■ The problem
The records below must be returned exactly, with every picture left out.

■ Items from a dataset
--------------------------------

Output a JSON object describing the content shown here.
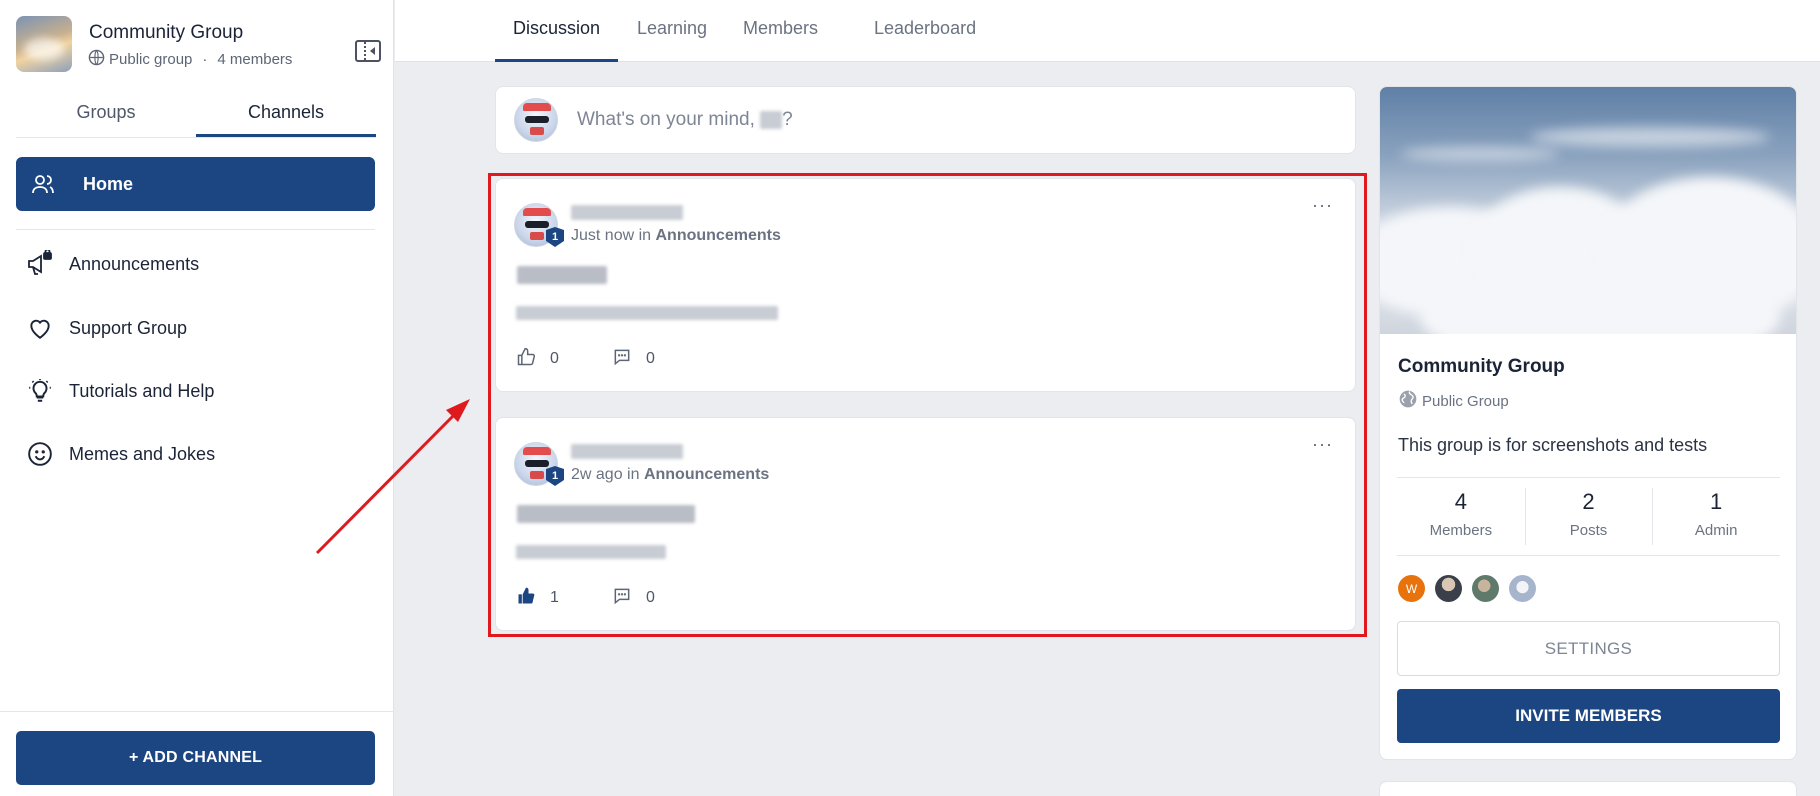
{
  "sidebar": {
    "group_title": "Community Group",
    "group_privacy": "Public group",
    "group_members": "4 members",
    "tabs": [
      {
        "label": "Groups",
        "active": false
      },
      {
        "label": "Channels",
        "active": true
      }
    ],
    "home": {
      "label": "Home",
      "icon": "users-icon"
    },
    "channels": [
      {
        "label": "Announcements",
        "icon": "megaphone-lock-icon"
      },
      {
        "label": "Support Group",
        "icon": "heart-icon"
      },
      {
        "label": "Tutorials and Help",
        "icon": "lightbulb-icon"
      },
      {
        "label": "Memes and Jokes",
        "icon": "smiley-icon"
      }
    ],
    "add_channel_label": "+ ADD CHANNEL"
  },
  "top_tabs": [
    {
      "label": "Discussion",
      "active": true
    },
    {
      "label": "Learning",
      "active": false
    },
    {
      "label": "Members",
      "active": false
    },
    {
      "label": "Leaderboard",
      "active": false
    }
  ],
  "composer": {
    "prompt_prefix": "What's on your mind,",
    "prompt_suffix": "?"
  },
  "posts": [
    {
      "time": "Just now",
      "in_word": "in",
      "channel": "Announcements",
      "badge": "1",
      "likes": "0",
      "comments": "0",
      "liked": false
    },
    {
      "time": "2w ago",
      "in_word": "in",
      "channel": "Announcements",
      "badge": "1",
      "likes": "1",
      "comments": "0",
      "liked": true
    }
  ],
  "about": {
    "name": "Community Group",
    "type": "Public Group",
    "description": "This group is for screenshots and tests",
    "stats": [
      {
        "value": "4",
        "label": "Members"
      },
      {
        "value": "2",
        "label": "Posts"
      },
      {
        "value": "1",
        "label": "Admin"
      }
    ],
    "avatar_initial": "W",
    "settings_label": "SETTINGS",
    "invite_label": "INVITE MEMBERS"
  },
  "colors": {
    "primary": "#1c4682",
    "highlight": "#e0191f",
    "background": "#ebedf1"
  }
}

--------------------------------

■ Solution to the problem
Output a JSON object describing the content shown here.
{
  "sidebar": {
    "group_title": "Community Group",
    "group_privacy": "Public group",
    "group_members": "4 members",
    "tabs": [
      {
        "label": "Groups",
        "active": false
      },
      {
        "label": "Channels",
        "active": true
      }
    ],
    "home": {
      "label": "Home",
      "icon": "users-icon"
    },
    "channels": [
      {
        "label": "Announcements",
        "icon": "megaphone-lock-icon"
      },
      {
        "label": "Support Group",
        "icon": "heart-icon"
      },
      {
        "label": "Tutorials and Help",
        "icon": "lightbulb-icon"
      },
      {
        "label": "Memes and Jokes",
        "icon": "smiley-icon"
      }
    ],
    "add_channel_label": "+ ADD CHANNEL"
  },
  "top_tabs": [
    {
      "label": "Discussion",
      "active": true
    },
    {
      "label": "Learning",
      "active": false
    },
    {
      "label": "Members",
      "active": false
    },
    {
      "label": "Leaderboard",
      "active": false
    }
  ],
  "composer": {
    "prompt_prefix": "What's on your mind,",
    "prompt_suffix": "?"
  },
  "posts": [
    {
      "time": "Just now",
      "in_word": "in",
      "channel": "Announcements",
      "badge": "1",
      "likes": "0",
      "comments": "0",
      "liked": false
    },
    {
      "time": "2w ago",
      "in_word": "in",
      "channel": "Announcements",
      "badge": "1",
      "likes": "1",
      "comments": "0",
      "liked": true
    }
  ],
  "about": {
    "name": "Community Group",
    "type": "Public Group",
    "description": "This group is for screenshots and tests",
    "stats": [
      {
        "value": "4",
        "label": "Members"
      },
      {
        "value": "2",
        "label": "Posts"
      },
      {
        "value": "1",
        "label": "Admin"
      }
    ],
    "avatar_initial": "W",
    "settings_label": "SETTINGS",
    "invite_label": "INVITE MEMBERS"
  },
  "colors": {
    "primary": "#1c4682",
    "highlight": "#e0191f",
    "background": "#ebedf1"
  }
}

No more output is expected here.